New home buyers face a challenge that older home owners typically don’t. The advantage of age and equity has given those older buyers a cash advantage that younger buyers don’t always have. Of course, there are exceptions to the rule, but it’s safe to assume most millennial buyers are relying on only a small amount of help from family and funding their purchases largely from their own savings. Under these conditions, a savings plan is absolutely essential, or your dream home might become a money pit that sinks you.
One way to avoid being cash poor as you take on a larger mortgage payment is to reduce the amount the government will withhold from you each year. Owning a home means you’ll get some major tax breaks at the end of each year, so you can afford to reduce withholdings because your taxes will be offset by those breaks.
It’s a good idea to talk with your tax preparer about this after your first year of ownership. This will give you plenty of time to assess your financial situation, and give you a fresh start before the year gets into full swing.

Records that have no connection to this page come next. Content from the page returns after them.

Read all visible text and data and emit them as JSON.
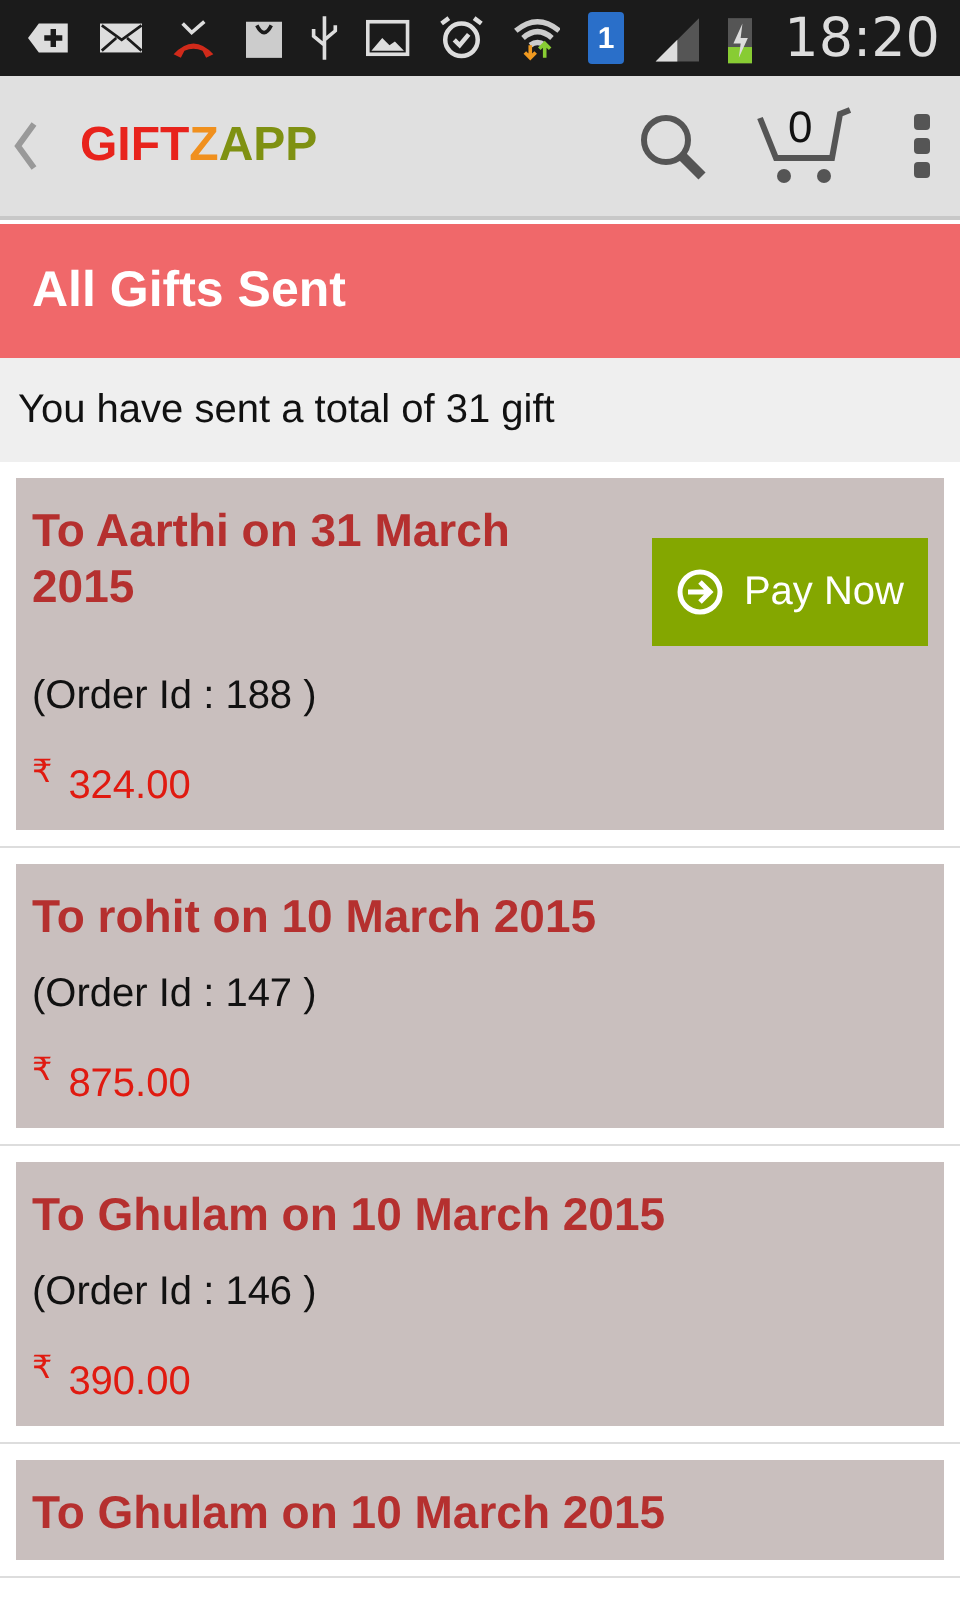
{
  "status_bar": {
    "sim_badge": "1",
    "time": "18:20"
  },
  "app_bar": {
    "logo": [
      {
        "text": "GIFT",
        "color": "#e8231c"
      },
      {
        "text": "Z",
        "color": "#f0901e"
      },
      {
        "text": "APP",
        "color": "#7f9112"
      }
    ],
    "cart_count": "0"
  },
  "header": {
    "title": "All Gifts Sent"
  },
  "summary": "You have sent a total of 31 gift",
  "gifts": [
    {
      "title": "To Aarthi on 31 March 2015",
      "order": "(Order Id : 188 )",
      "currency": "₹",
      "amount": "324.00",
      "pay_button": {
        "label": "Pay Now"
      }
    },
    {
      "title": "To rohit on 10 March 2015",
      "order": "(Order Id : 147 )",
      "currency": "₹",
      "amount": "875.00"
    },
    {
      "title": "To Ghulam on 10 March 2015",
      "order": "(Order Id : 146 )",
      "currency": "₹",
      "amount": "390.00"
    },
    {
      "title": "To Ghulam on 10 March 2015"
    }
  ]
}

Avoid Using Equity Unless You Need It
Equity is great, and it means you made a good investment. Congratulations! Now, let that equity build. If you use your equity line of credit for unnecessary purchases (such as a new car, or adding a hot tub to the backyard), you’ll fail to see any reward for your efforts. Always consider your equity line as a means for reinvestment, and only spend it on projects that promise some kind of payback for the work you do.
Dealing with Payments

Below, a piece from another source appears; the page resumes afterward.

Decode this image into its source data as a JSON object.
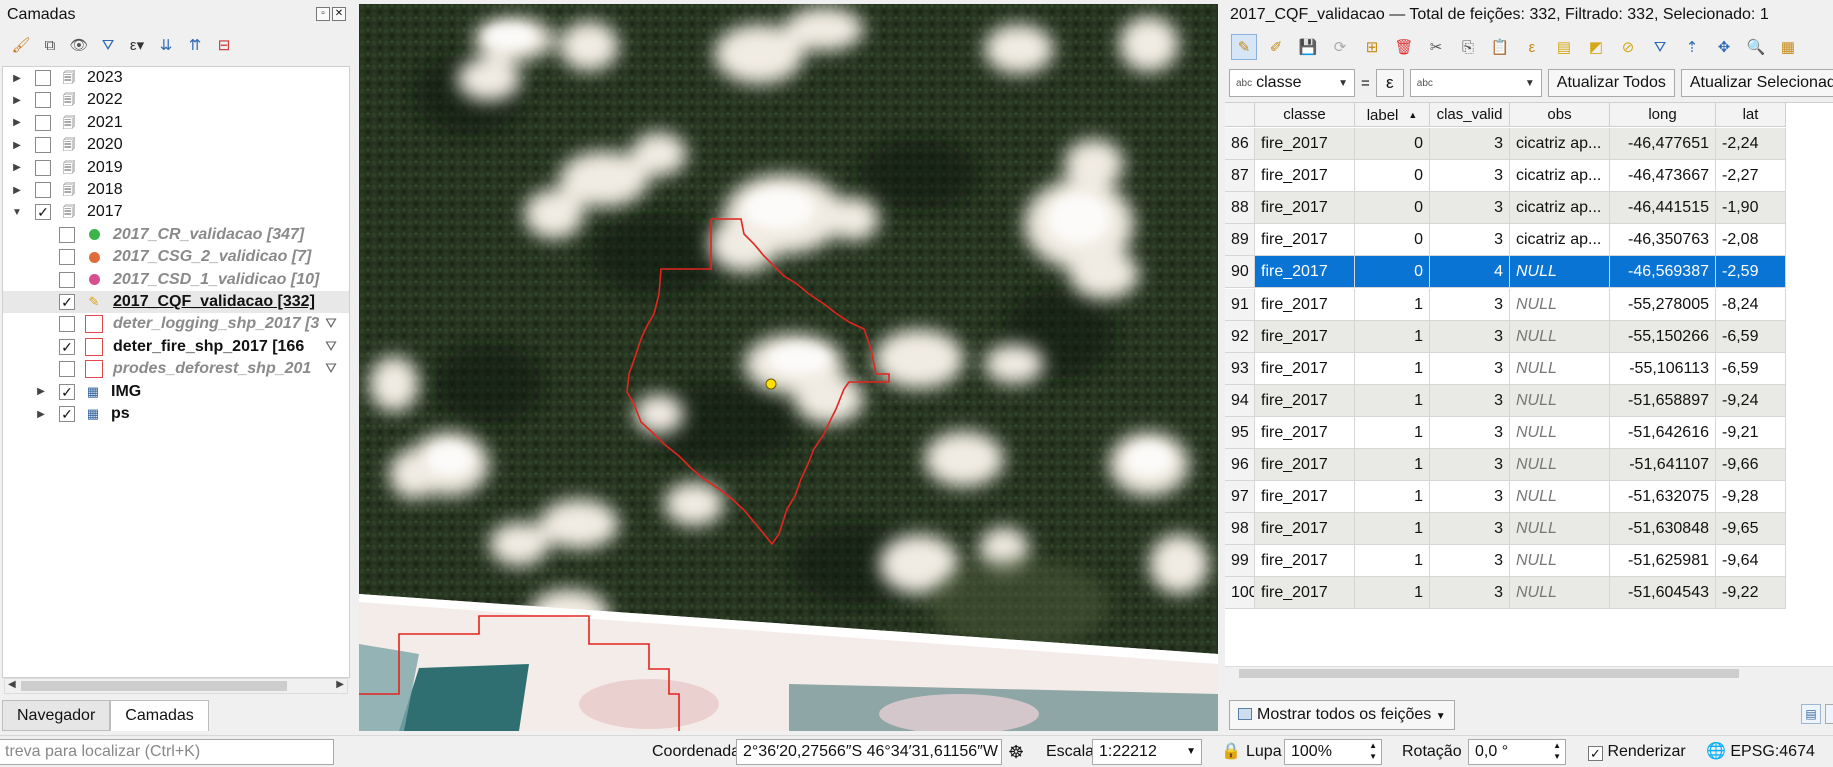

House payments are the thorn in just about everyone’s side, so make sure yours won’t kill you before you even move in. Your broker should have accurate estimates of the costs you face for the mortgage and your taxes. They may not have an accurate estimate of insurance, so you’ll need to look into that yourself. There are some calculators online that provide a fairly accurate estimate as to what you’ll pay, so be sure to triple check your numbers before you sign any documents.

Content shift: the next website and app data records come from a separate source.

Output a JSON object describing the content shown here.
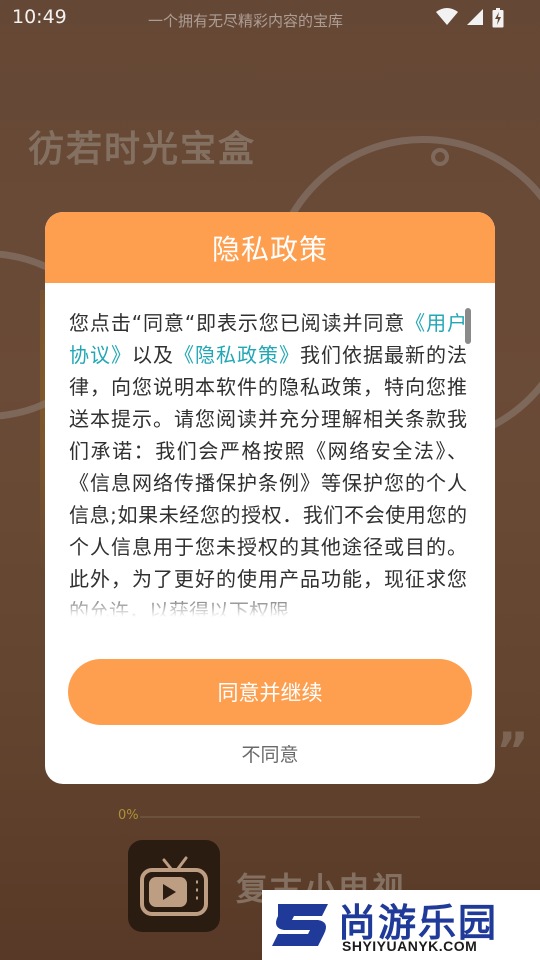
{
  "status_bar": {
    "time": "10:49",
    "center_text": "一个拥有无尽精彩内容的宝库",
    "icons": [
      "wifi-icon",
      "signal-icon",
      "battery-charging-icon"
    ]
  },
  "background": {
    "title": "彷若时光宝盒",
    "quote_mark": "”",
    "progress_label": "0%",
    "progress_value": 0,
    "app_name": "复古小电视",
    "app_icon": "retro-tv-icon"
  },
  "dialog": {
    "title": "隐私政策",
    "body": {
      "t1": "您点击“同意“即表示您已阅读并同意",
      "link1": "《用户协议》",
      "t2": "以及",
      "link2": "《隐私政策》",
      "t3": "我们依据最新的法律，向您说明本软件的隐私政策，特向您推送本提示。请您阅读并充分理解相关条款我们承诺：我们会严格按照《网络安全法》、《信息网络传播保护条例》等保护您的个人信息;如果未经您的授权．我们不会使用您的个人信息用于您未授权的其他途径或目的。此外，为了更好的使用产品功能，现征求您的允许，以获得以下权限"
    },
    "agree_label": "同意并继续",
    "disagree_label": "不同意"
  },
  "watermark": {
    "title": "尚游乐园",
    "url": "SHYIYUANYK.COM"
  },
  "colors": {
    "accent": "#fe9f4f",
    "link": "#22a7b5",
    "watermark_blue": "#1f3a99"
  }
}
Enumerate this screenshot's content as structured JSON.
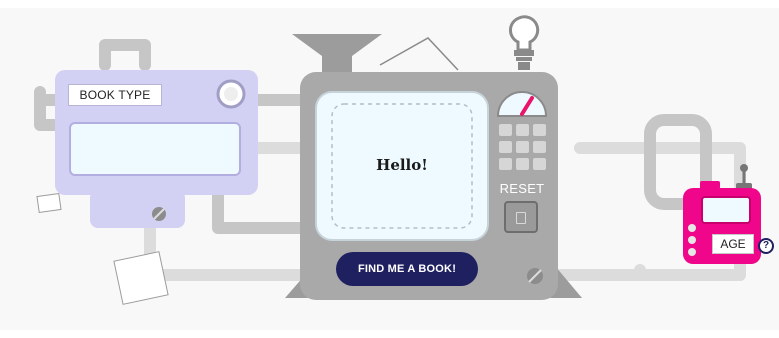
{
  "book_type": {
    "label": "BOOK TYPE",
    "value": "",
    "placeholder": ""
  },
  "screen": {
    "greeting": "Hello!"
  },
  "reset": {
    "label": "RESET"
  },
  "find_button": {
    "label": "FIND ME A BOOK!"
  },
  "age": {
    "label": "AGE",
    "value": "",
    "placeholder": ""
  },
  "help": {
    "symbol": "?"
  },
  "colors": {
    "background": "#f8f8f8",
    "pipe": "#dcdcdc",
    "machine_gray": "#a9a9a9",
    "book_machine": "#d3d1f3",
    "screen": "#eefaff",
    "button_navy": "#1f2060",
    "age_machine": "#f0068a",
    "gauge_needle": "#e8156b"
  },
  "icons": [
    "lightbulb-icon",
    "funnel-icon",
    "gauge-icon",
    "screw-icon",
    "help-icon",
    "antenna-icon",
    "handle-icon"
  ]
}
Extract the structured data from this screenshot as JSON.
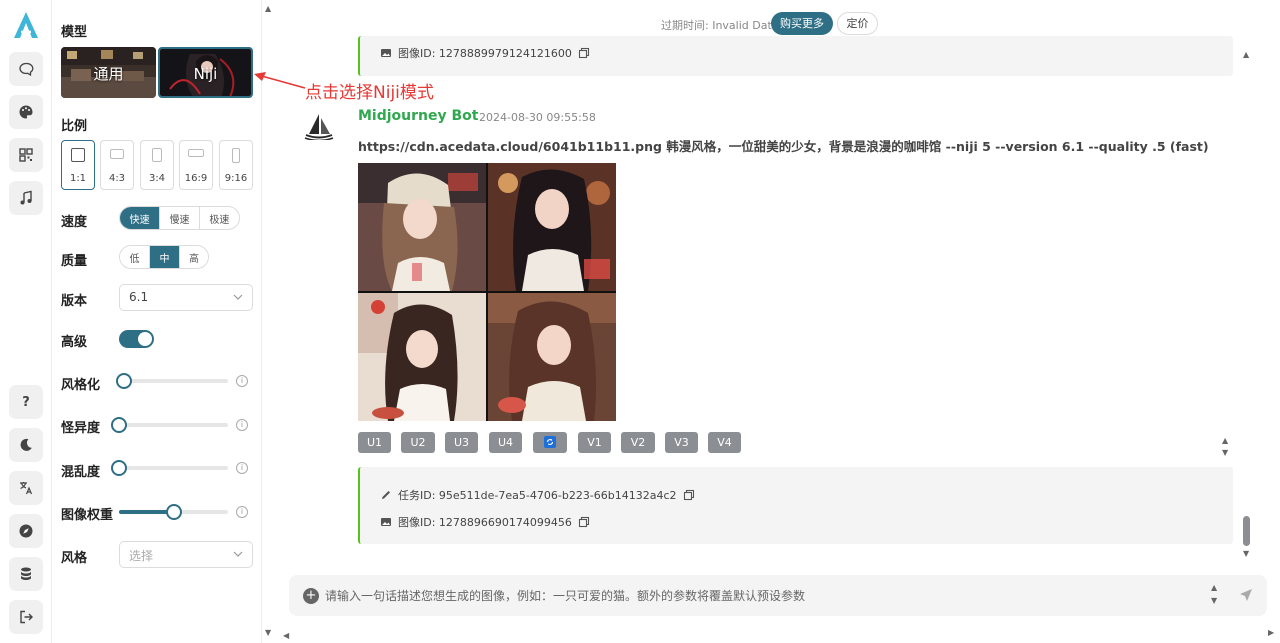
{
  "sidebar": {
    "items": [
      {
        "icon": "chat-icon"
      },
      {
        "icon": "palette-icon"
      },
      {
        "icon": "qrcode-icon"
      },
      {
        "icon": "music-icon"
      },
      {
        "icon": "help-icon",
        "label": "?"
      },
      {
        "icon": "moon-icon"
      },
      {
        "icon": "translate-icon"
      },
      {
        "icon": "compass-icon"
      },
      {
        "icon": "database-icon"
      },
      {
        "icon": "logout-icon"
      }
    ]
  },
  "settings": {
    "model_label": "模型",
    "models": [
      {
        "label": "通用",
        "selected": false
      },
      {
        "label": "Niji",
        "selected": true
      }
    ],
    "annotation": "点击选择Niji模式",
    "ratio_label": "比例",
    "ratios": [
      {
        "label": "1:1",
        "selected": true
      },
      {
        "label": "4:3",
        "selected": false
      },
      {
        "label": "3:4",
        "selected": false
      },
      {
        "label": "16:9",
        "selected": false
      },
      {
        "label": "9:16",
        "selected": false
      }
    ],
    "speed_label": "速度",
    "speed_options": [
      "快速",
      "慢速",
      "极速"
    ],
    "speed_selected": "快速",
    "quality_label": "质量",
    "quality_options": [
      "低",
      "中",
      "高"
    ],
    "quality_selected": "中",
    "version_label": "版本",
    "version_value": "6.1",
    "advanced_label": "高级",
    "advanced_on": true,
    "stylize_label": "风格化",
    "stylize_level": 0.05,
    "weird_label": "怪异度",
    "weird_level": 0.0,
    "chaos_label": "混乱度",
    "chaos_level": 0.0,
    "image_weight_label": "图像权重",
    "image_weight_level": 0.5,
    "style_label": "风格",
    "style_placeholder": "选择",
    "info_glyph": "i"
  },
  "header": {
    "expire_text": "过期时间: Invalid Date",
    "buy_button": "购买更多",
    "price_button": "定价"
  },
  "chat": {
    "prev_image_id": "图像ID: 1278889979124121600",
    "bot_name": "Midjourney Bot",
    "timestamp": "2024-08-30 09:55:58",
    "prompt": "https://cdn.acedata.cloud/6041b11b11.png 韩漫风格，一位甜美的少女，背景是浪漫的咖啡馆 --niji 5 --version 6.1 --quality .5 (fast)",
    "actions": [
      "U1",
      "U2",
      "U3",
      "U4",
      "V1",
      "V2",
      "V3",
      "V4"
    ],
    "task_id": "任务ID: 95e511de-7ea5-4706-b223-66b14132a4c2",
    "image_id": "图像ID: 1278896690174099456"
  },
  "input": {
    "placeholder": "请输入一句话描述您想生成的图像，例如：一只可爱的猫。额外的参数将覆盖默认预设参数"
  },
  "colors": {
    "accent": "#2f6f86",
    "bot_green": "#2fa84f",
    "annotation_red": "#e53935"
  }
}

The final tip is to budget about 10-15% higher than what you think you need. Another good idea is to go based on what your highest bill was for the year in each category. For example: take your highest electric bill and let that be the standard you use for saving all year long. You’ll end up with more money than you need during months where you rely less on the air conditioner, and you’ll be able to use your home the way you want.
Kuba Jewgieniew is the CEO of Realty ONE Group, which is one of the top 5 real estate brokerages in the nation according to REAL Trends Magazine.